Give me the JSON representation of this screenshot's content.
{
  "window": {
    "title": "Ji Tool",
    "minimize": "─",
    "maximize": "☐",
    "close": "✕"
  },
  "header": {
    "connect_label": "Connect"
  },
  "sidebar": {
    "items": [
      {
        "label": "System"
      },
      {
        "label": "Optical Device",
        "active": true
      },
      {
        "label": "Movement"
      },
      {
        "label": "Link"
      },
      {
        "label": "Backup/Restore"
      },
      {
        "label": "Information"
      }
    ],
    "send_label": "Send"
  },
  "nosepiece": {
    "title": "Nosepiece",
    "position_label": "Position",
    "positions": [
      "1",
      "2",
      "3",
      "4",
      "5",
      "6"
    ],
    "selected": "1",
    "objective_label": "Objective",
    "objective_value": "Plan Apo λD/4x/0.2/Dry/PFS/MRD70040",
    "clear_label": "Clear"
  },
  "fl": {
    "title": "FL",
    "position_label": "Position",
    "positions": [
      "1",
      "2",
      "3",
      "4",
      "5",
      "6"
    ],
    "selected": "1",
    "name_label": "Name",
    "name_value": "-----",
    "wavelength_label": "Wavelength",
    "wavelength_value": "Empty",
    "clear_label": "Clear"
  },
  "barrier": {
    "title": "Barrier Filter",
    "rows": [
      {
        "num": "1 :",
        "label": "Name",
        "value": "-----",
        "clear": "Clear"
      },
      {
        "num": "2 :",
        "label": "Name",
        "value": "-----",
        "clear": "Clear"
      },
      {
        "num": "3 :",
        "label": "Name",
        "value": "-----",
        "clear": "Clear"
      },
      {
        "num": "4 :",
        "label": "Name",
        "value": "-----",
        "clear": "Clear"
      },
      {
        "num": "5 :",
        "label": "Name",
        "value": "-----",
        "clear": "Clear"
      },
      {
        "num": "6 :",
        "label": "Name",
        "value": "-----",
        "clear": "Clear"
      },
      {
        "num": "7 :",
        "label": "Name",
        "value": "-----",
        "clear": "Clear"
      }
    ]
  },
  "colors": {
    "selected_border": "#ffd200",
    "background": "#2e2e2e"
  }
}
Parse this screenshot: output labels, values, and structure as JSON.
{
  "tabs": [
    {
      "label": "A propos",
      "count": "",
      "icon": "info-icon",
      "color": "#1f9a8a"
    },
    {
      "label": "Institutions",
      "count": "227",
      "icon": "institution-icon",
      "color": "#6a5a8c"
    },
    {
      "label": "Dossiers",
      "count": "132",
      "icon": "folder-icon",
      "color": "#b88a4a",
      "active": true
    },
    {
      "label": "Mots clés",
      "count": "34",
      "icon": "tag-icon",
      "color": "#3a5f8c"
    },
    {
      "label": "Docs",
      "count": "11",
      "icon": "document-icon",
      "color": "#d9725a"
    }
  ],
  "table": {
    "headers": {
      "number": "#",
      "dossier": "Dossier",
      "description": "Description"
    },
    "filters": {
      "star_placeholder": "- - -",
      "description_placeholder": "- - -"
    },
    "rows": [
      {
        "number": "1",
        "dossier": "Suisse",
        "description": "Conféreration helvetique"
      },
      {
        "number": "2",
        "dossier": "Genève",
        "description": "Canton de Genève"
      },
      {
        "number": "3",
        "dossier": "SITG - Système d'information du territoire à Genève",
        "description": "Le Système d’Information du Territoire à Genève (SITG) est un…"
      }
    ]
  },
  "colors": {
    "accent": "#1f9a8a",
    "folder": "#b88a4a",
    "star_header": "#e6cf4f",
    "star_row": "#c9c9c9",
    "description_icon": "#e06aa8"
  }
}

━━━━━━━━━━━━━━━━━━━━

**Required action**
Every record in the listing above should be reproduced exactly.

**The completed task**
Give me the JSON representation of this screenshot's content.
{
  "window": {
    "title": "Ji Tool",
    "minimize": "─",
    "maximize": "☐",
    "close": "✕"
  },
  "header": {
    "connect_label": "Connect"
  },
  "sidebar": {
    "items": [
      {
        "label": "System"
      },
      {
        "label": "Optical Device",
        "active": true
      },
      {
        "label": "Movement"
      },
      {
        "label": "Link"
      },
      {
        "label": "Backup/Restore"
      },
      {
        "label": "Information"
      }
    ],
    "send_label": "Send"
  },
  "nosepiece": {
    "title": "Nosepiece",
    "position_label": "Position",
    "positions": [
      "1",
      "2",
      "3",
      "4",
      "5",
      "6"
    ],
    "selected": "1",
    "objective_label": "Objective",
    "objective_value": "Plan Apo λD/4x/0.2/Dry/PFS/MRD70040",
    "clear_label": "Clear"
  },
  "fl": {
    "title": "FL",
    "position_label": "Position",
    "positions": [
      "1",
      "2",
      "3",
      "4",
      "5",
      "6"
    ],
    "selected": "1",
    "name_label": "Name",
    "name_value": "-----",
    "wavelength_label": "Wavelength",
    "wavelength_value": "Empty",
    "clear_label": "Clear"
  },
  "barrier": {
    "title": "Barrier Filter",
    "rows": [
      {
        "num": "1 :",
        "label": "Name",
        "value": "-----",
        "clear": "Clear"
      },
      {
        "num": "2 :",
        "label": "Name",
        "value": "-----",
        "clear": "Clear"
      },
      {
        "num": "3 :",
        "label": "Name",
        "value": "-----",
        "clear": "Clear"
      },
      {
        "num": "4 :",
        "label": "Name",
        "value": "-----",
        "clear": "Clear"
      },
      {
        "num": "5 :",
        "label": "Name",
        "value": "-----",
        "clear": "Clear"
      },
      {
        "num": "6 :",
        "label": "Name",
        "value": "-----",
        "clear": "Clear"
      },
      {
        "num": "7 :",
        "label": "Name",
        "value": "-----",
        "clear": "Clear"
      }
    ]
  },
  "colors": {
    "selected_border": "#ffd200",
    "background": "#2e2e2e"
  }
}
Parse this screenshot: output labels, values, and structure as JSON.
{
  "tabs": [
    {
      "label": "A propos",
      "count": "",
      "icon": "info-icon",
      "color": "#1f9a8a"
    },
    {
      "label": "Institutions",
      "count": "227",
      "icon": "institution-icon",
      "color": "#6a5a8c"
    },
    {
      "label": "Dossiers",
      "count": "132",
      "icon": "folder-icon",
      "color": "#b88a4a",
      "active": true
    },
    {
      "label": "Mots clés",
      "count": "34",
      "icon": "tag-icon",
      "color": "#3a5f8c"
    },
    {
      "label": "Docs",
      "count": "11",
      "icon": "document-icon",
      "color": "#d9725a"
    }
  ],
  "table": {
    "headers": {
      "number": "#",
      "dossier": "Dossier",
      "description": "Description"
    },
    "filters": {
      "star_placeholder": "- - -",
      "description_placeholder": "- - -"
    },
    "rows": [
      {
        "number": "1",
        "dossier": "Suisse",
        "description": "Conféreration helvetique"
      },
      {
        "number": "2",
        "dossier": "Genève",
        "description": "Canton de Genève"
      },
      {
        "number": "3",
        "dossier": "SITG - Système d'information du territoire à Genève",
        "description": "Le Système d’Information du Territoire à Genève (SITG) est un…"
      }
    ]
  },
  "colors": {
    "accent": "#1f9a8a",
    "folder": "#b88a4a",
    "star_header": "#e6cf4f",
    "star_row": "#c9c9c9",
    "description_icon": "#e06aa8"
  }
}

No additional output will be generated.